My father acknowledged to me how much he owed to mother.
Although father may have at times appeared severe when on the platform, yet he had a truly sympathetic heart. Many a tale could be told of how he ministered to the needs of the poor and needy and to the Lord’s servants in various parts of the world.
In his personal life father imposed on himself a strict discipline both as to his diet and his habits. He usually rose about five A.M. and the early part of the day was spent in prayer and in the reading of the Scriptures.
I have often been told how he would burst into song early in the morning, one of his favourite hymns being:
“Saviour more than life to me
I am clinging, clinging close to Thee …”
Father was always witnessing to sinners and many experiences could be related in this connection.
One evening, having an impelling urge to witness to the saving power of the Lord Jesus, he opened the bedroom window where he was staying and called out into the night the words of 1 Timothy 1:15. The next morning a man called to enquire if a preacher was in the house. The man, standing on the verge of a pond, had been contemplating suicide, but hearing those life-giving words, “Christ Jesus came into the world to save sinners,” was arrested in his tracks and was led to trust the Saviour.
During the early years of the Sceond World War, four of us (Mr. Harry Dawe, Mr. Henry Hitchman, father, and myself) were engaged in visiting military camps and barracks distributing copies of the Serviceman’s New Testament. Often Father would stop servicemen from the USA, show them his watch which came from America, and ask them how old they thought he was (then not far off ninety), all with a view to introducing the Saviour.
Father took ill in March, 1944, in his ninety-first year, but recovered sufficiently to get out again and ministered from the Word of God in the four local assemblies.
In November of the same year, having passed his ninety-first birthday, he had a relapse. During his closing days he often quoted a hymn in the Gospel Hymn Book:
“Until I saw the blood
’Twas hell my soul was fearing.”
the verses of which he desired to be repeated at his funeral service.

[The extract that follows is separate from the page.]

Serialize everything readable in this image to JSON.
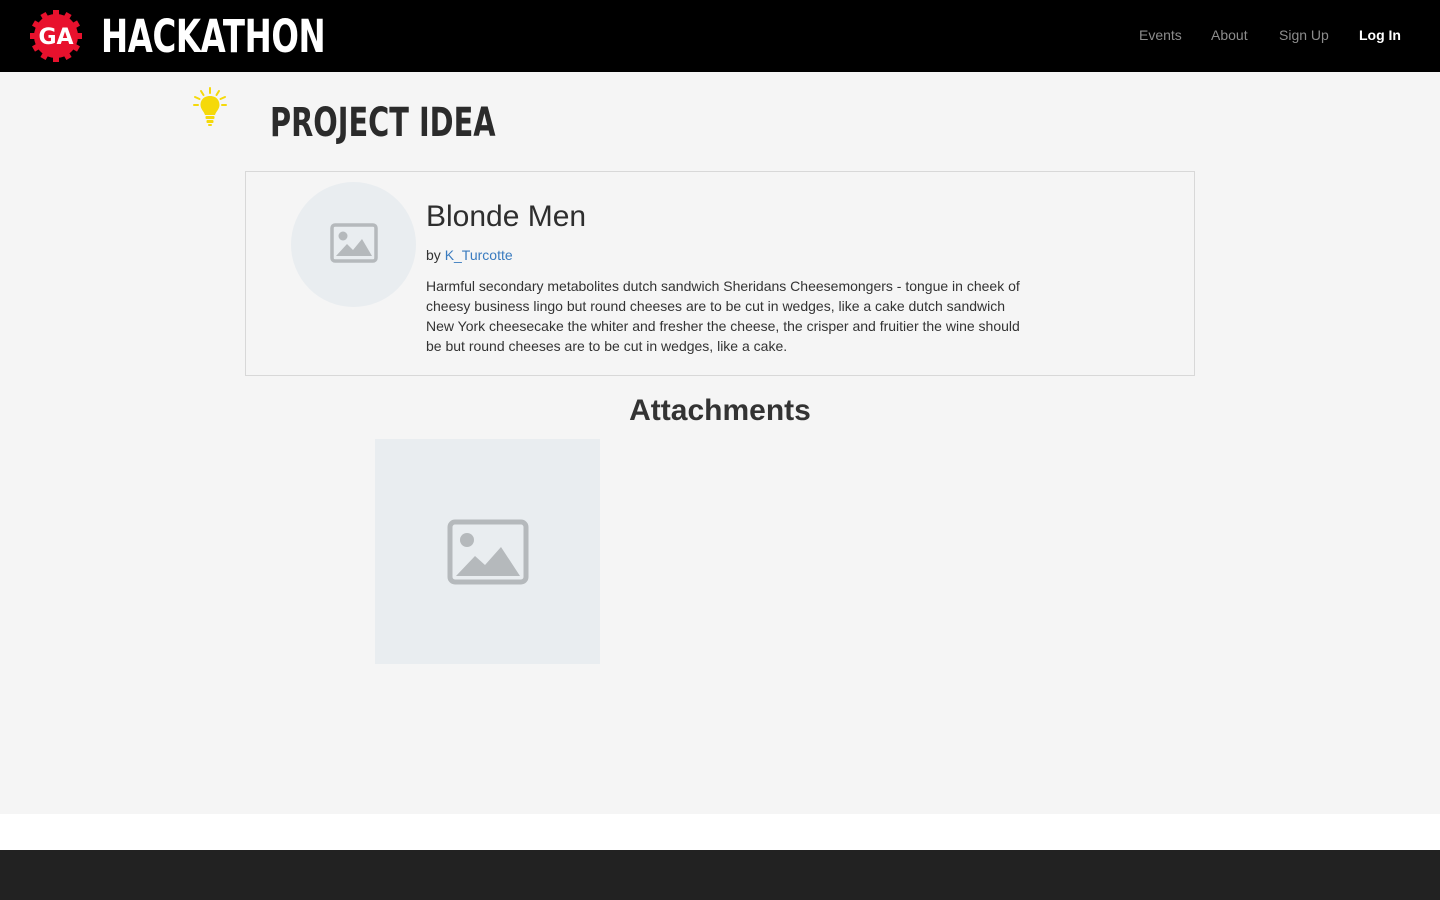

Two verses of this hymn are engraved on his tombstone.
Ten days before Father was called Home my only son, John, then eight years of age, was saved. Often had my father spoken to him about his soul, saying, “John, it’s time you were saved, my boy.” The following morning John told his grandfather who, after conducting an interrogation from his sick bed, declared his pleasure and satisfaction.
Even when very weak and nearing the end, he spoke of the Saviour he loved. Almost, if not his last words were “I shall be glad to see Him.”
Crowds gathered from all parts for the funeral service at Exeter. Two Devonshire brethren, Mr. Harold Ware and Mr. Thomas Prettejohn, who were long-standing friends, conducted the funeral service, Mr. Dawe and Mr. Hitchman took part at the grave, and one from each of the four local assemblies, acted as bearers. Thus was laid to rest a man who, with fearlessness and zeal and with strongly individualistic traits, had for many years borne a consistent and faithful witness to the Lord Jesus, and after he had served his own generation, by the will of God fell on sleep.